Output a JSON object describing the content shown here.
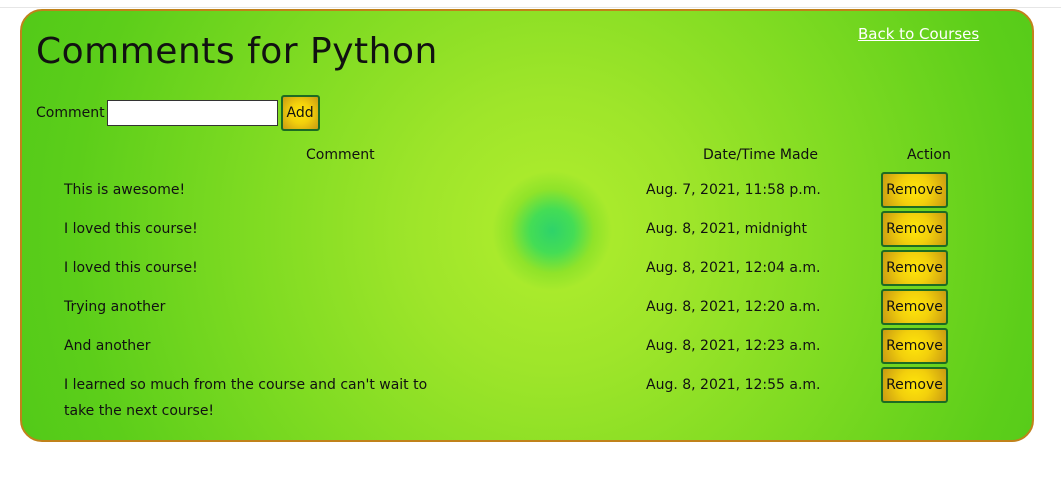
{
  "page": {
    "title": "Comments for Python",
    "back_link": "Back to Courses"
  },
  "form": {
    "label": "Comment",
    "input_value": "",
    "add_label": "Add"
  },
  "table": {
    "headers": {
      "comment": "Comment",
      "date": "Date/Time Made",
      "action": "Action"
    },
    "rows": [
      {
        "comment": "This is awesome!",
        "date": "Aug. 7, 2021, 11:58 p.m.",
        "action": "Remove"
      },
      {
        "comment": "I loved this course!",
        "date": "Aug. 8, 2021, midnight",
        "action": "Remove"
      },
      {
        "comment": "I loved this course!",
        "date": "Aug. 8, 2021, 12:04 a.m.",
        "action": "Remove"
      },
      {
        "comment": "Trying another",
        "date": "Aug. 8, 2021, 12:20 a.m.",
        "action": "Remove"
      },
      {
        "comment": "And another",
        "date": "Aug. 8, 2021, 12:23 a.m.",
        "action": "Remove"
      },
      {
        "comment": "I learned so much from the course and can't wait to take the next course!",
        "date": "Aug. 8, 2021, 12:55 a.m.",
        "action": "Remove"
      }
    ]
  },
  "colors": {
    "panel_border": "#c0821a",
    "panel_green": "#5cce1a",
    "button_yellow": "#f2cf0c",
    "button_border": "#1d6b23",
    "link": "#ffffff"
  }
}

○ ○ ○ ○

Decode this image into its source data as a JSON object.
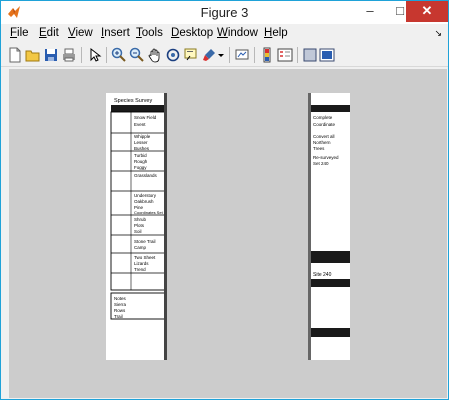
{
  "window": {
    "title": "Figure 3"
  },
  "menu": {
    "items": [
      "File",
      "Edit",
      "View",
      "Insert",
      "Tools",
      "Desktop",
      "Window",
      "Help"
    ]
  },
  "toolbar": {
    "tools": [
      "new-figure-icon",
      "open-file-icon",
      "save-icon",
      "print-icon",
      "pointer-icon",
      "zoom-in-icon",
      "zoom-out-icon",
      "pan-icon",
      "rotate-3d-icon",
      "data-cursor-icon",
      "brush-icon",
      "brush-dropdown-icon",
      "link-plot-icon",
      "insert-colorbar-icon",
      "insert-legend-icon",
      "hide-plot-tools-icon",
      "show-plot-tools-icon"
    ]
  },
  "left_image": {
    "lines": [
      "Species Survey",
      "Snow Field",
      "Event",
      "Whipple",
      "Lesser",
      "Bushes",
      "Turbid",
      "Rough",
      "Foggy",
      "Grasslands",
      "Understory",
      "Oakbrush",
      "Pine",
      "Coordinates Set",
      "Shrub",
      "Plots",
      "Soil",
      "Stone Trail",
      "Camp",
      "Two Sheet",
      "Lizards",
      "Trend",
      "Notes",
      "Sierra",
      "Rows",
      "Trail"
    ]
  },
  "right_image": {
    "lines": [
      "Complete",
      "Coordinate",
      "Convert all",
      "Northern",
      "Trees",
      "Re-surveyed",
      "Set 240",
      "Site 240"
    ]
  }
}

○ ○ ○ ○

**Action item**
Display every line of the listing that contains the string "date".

**Answer section**
      "date": "Date/Time Made",
        "date": "Aug. 7, 2021, 11:58 p.m.",
        "date": "Aug. 8, 2021, midnight",
        "date": "Aug. 8, 2021, 12:04 a.m.",
        "date": "Aug. 8, 2021, 12:20 a.m.",
        "date": "Aug. 8, 2021, 12:23 a.m.",
        "date": "Aug. 8, 2021, 12:55 a.m.",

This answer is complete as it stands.